Earlier on Tuesday, the Labour Department had rescheduled working hours for labourers, banning outdoor work between 12 noon and 3 PM.
This temperature rise is in line with a trend emerging over the last few years when the south-western-most state, and the gateway of the monsoon, heats up well before others and even setting up heat waves. February has already seen maximum temperatures going well past the 30-degrees-Celsius mark at many places in the State.
Among the listed districts mentioned above, Kottayam, the home of plantations in central Kerala, has been consistently recording a maximum temperature beyond 35 degrees Celsius, even peaking to 37 degrees Celsius over the past couple of days.
The national office of the IMD, New Delhi, indicated that Kottayam may record 37 degrees Celsius on Saturday, too, before settling down only a degree lower (36 degrees Celsius) and staying as such into the next week (until February 20).
Above-normal temperatures (up by 1.6-3.0 degree Celsius) have also been warned for the rest of the South Peninsula, including Tamil Nadu, Puducherry and South Interior Karnataka.
Elevated temperatures and humidity might spark isolated showers over East and extreme South Peninsular India (parts of Tamil Nadu and Kerala) from February 19 to 21, an extended outlook of the IMD, New Delhi, said.
Mahesh Palawat, Vice-President at private forecaster Skymet Weather, said that dry weather and clear skies along with winds blowing from inland (South and East) have been responsible for the elevated temperatures at Kottayam in Kerala. Summer has arrived over both Kerala and Karnataka while the weather over the plains of North India is migrating from winter to spring.
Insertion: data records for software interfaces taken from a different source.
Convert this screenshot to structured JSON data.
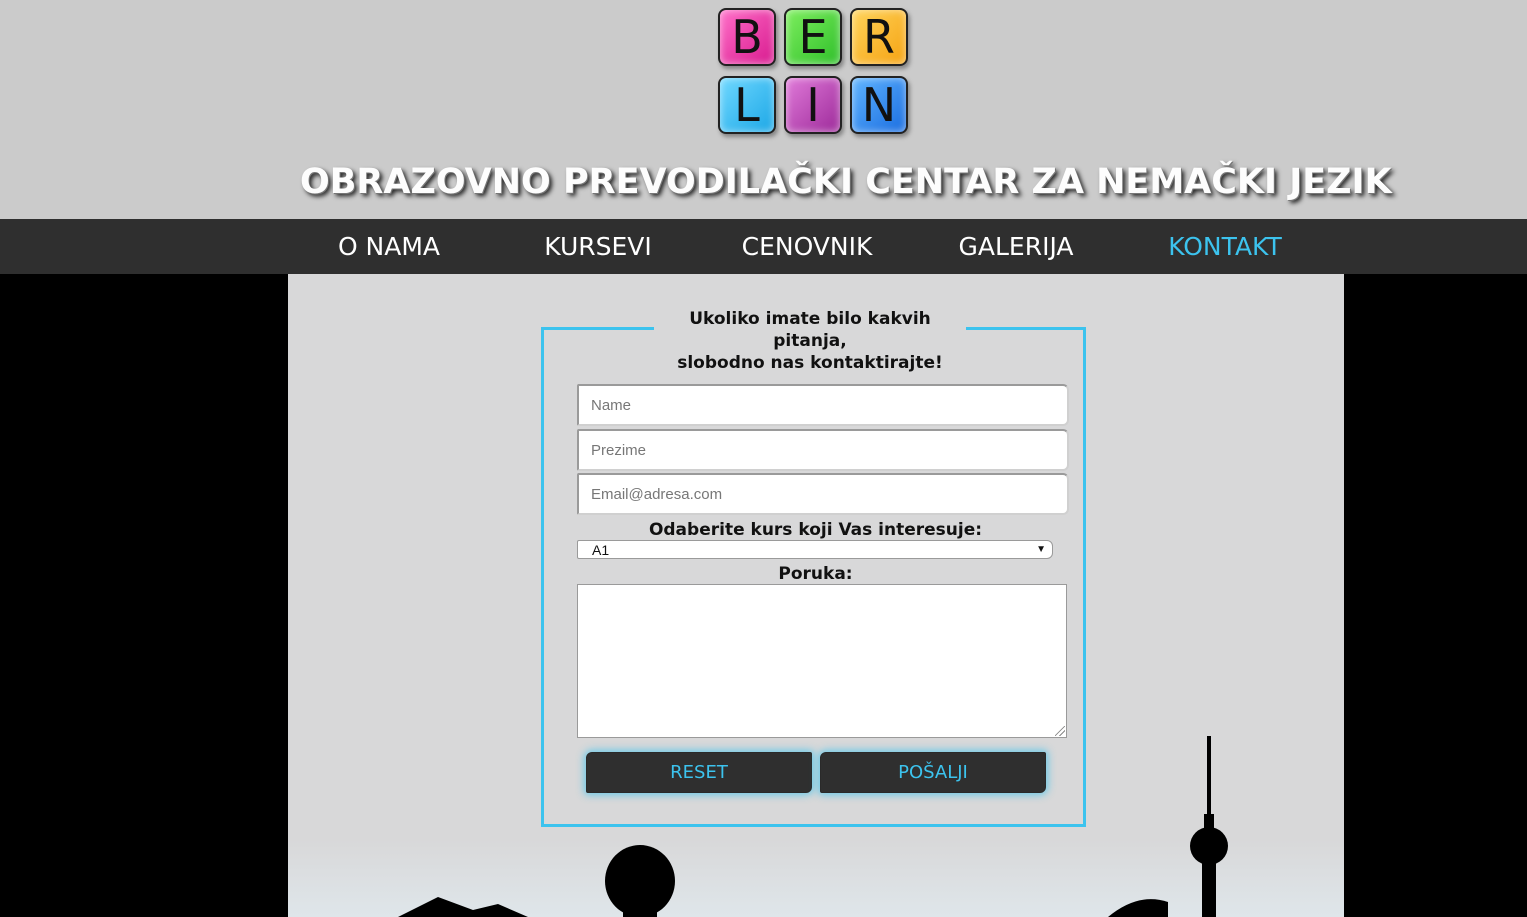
{
  "logo": {
    "letters": [
      "B",
      "E",
      "R",
      "L",
      "I",
      "N"
    ]
  },
  "header": {
    "title": "OBRAZOVNO PREVODILAČKI CENTAR ZA NEMAČKI JEZIK"
  },
  "nav": {
    "items": [
      {
        "label": "O NAMA",
        "active": false
      },
      {
        "label": "KURSEVI",
        "active": false
      },
      {
        "label": "CENOVNIK",
        "active": false
      },
      {
        "label": "GALERIJA",
        "active": false
      },
      {
        "label": "KONTAKT",
        "active": true
      }
    ]
  },
  "form": {
    "legend_line1": "Ukoliko imate bilo kakvih pitanja,",
    "legend_line2": "slobodno nas kontaktirajte!",
    "name_placeholder": "Name",
    "surname_placeholder": "Prezime",
    "email_placeholder": "Email@adresa.com",
    "course_label": "Odaberite kurs koji Vas interesuje:",
    "course_selected": "A1",
    "message_label": "Poruka:",
    "reset_label": "RESET",
    "submit_label": "POŠALJI"
  },
  "colors": {
    "accent": "#3cc3ee",
    "nav_bg": "#2f2f2f",
    "header_bg": "#cbcbcb",
    "content_bg": "#d8d8d9"
  }
}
Bloggers in Chennai pitched in with their assessment of the summer onset in the South.